The model also translates data into mathematical formulas that generate maps and provide an in-depth look at flu viruses over time and in different world populations. This kind of mapping helps track how viruses mutate and how they spread, leading to greater understanding and discoveries, like the fact that one particular virus vaccine has been updated more than 29 times since 1968.
The Mississippi State University Extension 4-H Program, in partnership with the University of Mississippi Medical Center (UMMC) and the UMMC/Myrlie Evers-Williams Institute, are developing the next generation of healthcare professionals through the Junior Master Wellness Volunteers (JrMWV's) program. The JrMWV Program is a community health education and volunteer leader that partners with students in various disciplines such as the Allied Health Courses, Family and Consumer Science Courses, and individually focused clubs or organizations for training and delivery of health messages into the community.
Junior Master Wellness Volunteers (JrMWV's) are compassionate teens focused on wellness and dedicated to serving their community. Any teen ages 15-18 with an interest in leadership, advocacy, extending knowledge, serving as role models, and volunteering aimed at improving health literacy and healthy lifestyle choices may enroll for training as a volunteer.

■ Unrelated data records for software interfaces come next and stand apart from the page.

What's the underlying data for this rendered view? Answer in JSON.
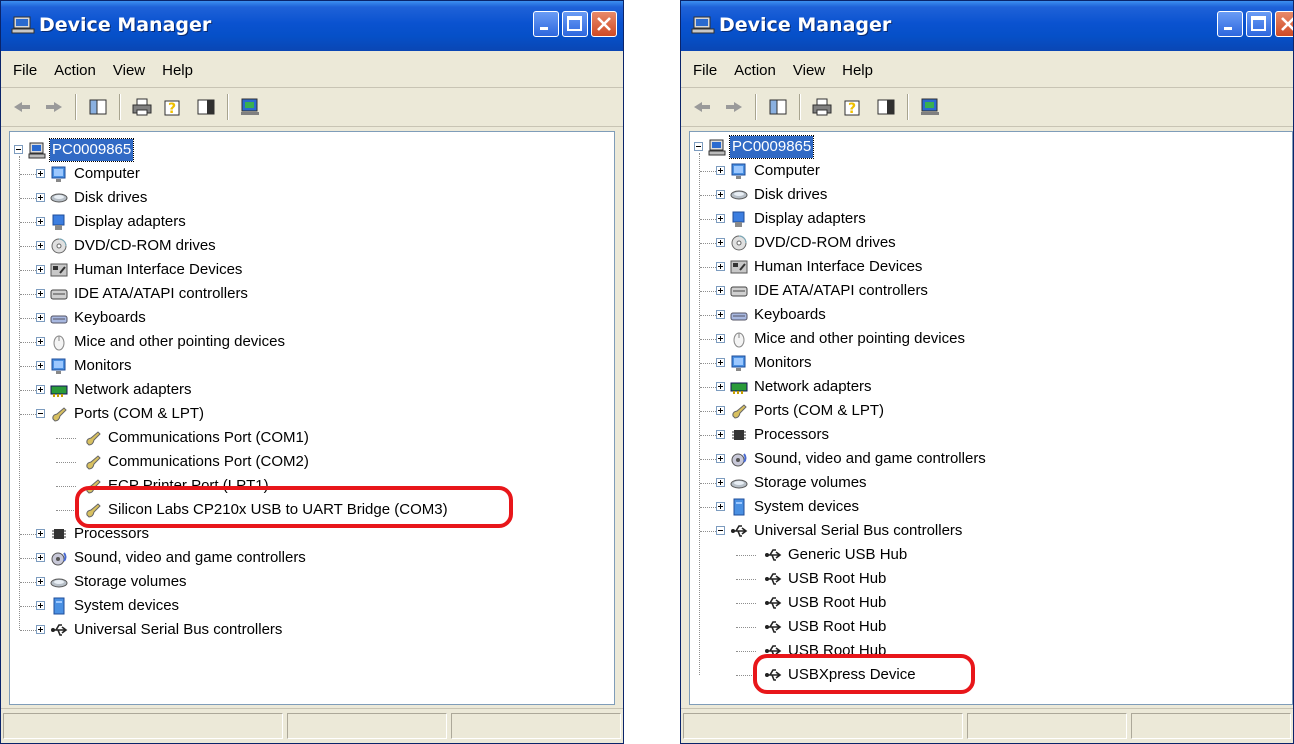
{
  "colors": {
    "titlebar": "#0a52d0",
    "selection": "#316ac5",
    "highlight": "#e8161a"
  },
  "left_window": {
    "title": "Device Manager",
    "menu": [
      "File",
      "Action",
      "View",
      "Help"
    ],
    "tree": {
      "root": "PC0009865",
      "items": [
        "Computer",
        "Disk drives",
        "Display adapters",
        "DVD/CD-ROM drives",
        "Human Interface Devices",
        "IDE ATA/ATAPI controllers",
        "Keyboards",
        "Mice and other pointing devices",
        "Monitors",
        "Network adapters",
        "Ports (COM & LPT)",
        "Communications Port (COM1)",
        "Communications Port (COM2)",
        "ECP Printer Port (LPT1)",
        "Silicon Labs CP210x USB to UART Bridge (COM3)",
        "Processors",
        "Sound, video and game controllers",
        "Storage volumes",
        "System devices",
        "Universal Serial Bus controllers"
      ]
    }
  },
  "right_window": {
    "title": "Device Manager",
    "menu": [
      "File",
      "Action",
      "View",
      "Help"
    ],
    "tree": {
      "root": "PC0009865",
      "items": [
        "Computer",
        "Disk drives",
        "Display adapters",
        "DVD/CD-ROM drives",
        "Human Interface Devices",
        "IDE ATA/ATAPI controllers",
        "Keyboards",
        "Mice and other pointing devices",
        "Monitors",
        "Network adapters",
        "Ports (COM & LPT)",
        "Processors",
        "Sound, video and game controllers",
        "Storage volumes",
        "System devices",
        "Universal Serial Bus controllers",
        "Generic USB Hub",
        "USB Root Hub",
        "USB Root Hub",
        "USB Root Hub",
        "USB Root Hub",
        "USBXpress Device"
      ]
    }
  }
}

The County 4-H Extension Agent maintains an engaged role with the teacher and students providing community service opportunities and programmatic oversight. Recruitment is also sought for the Health Competition event held at 4-H State Congress each year on the campus of Mississippi State University.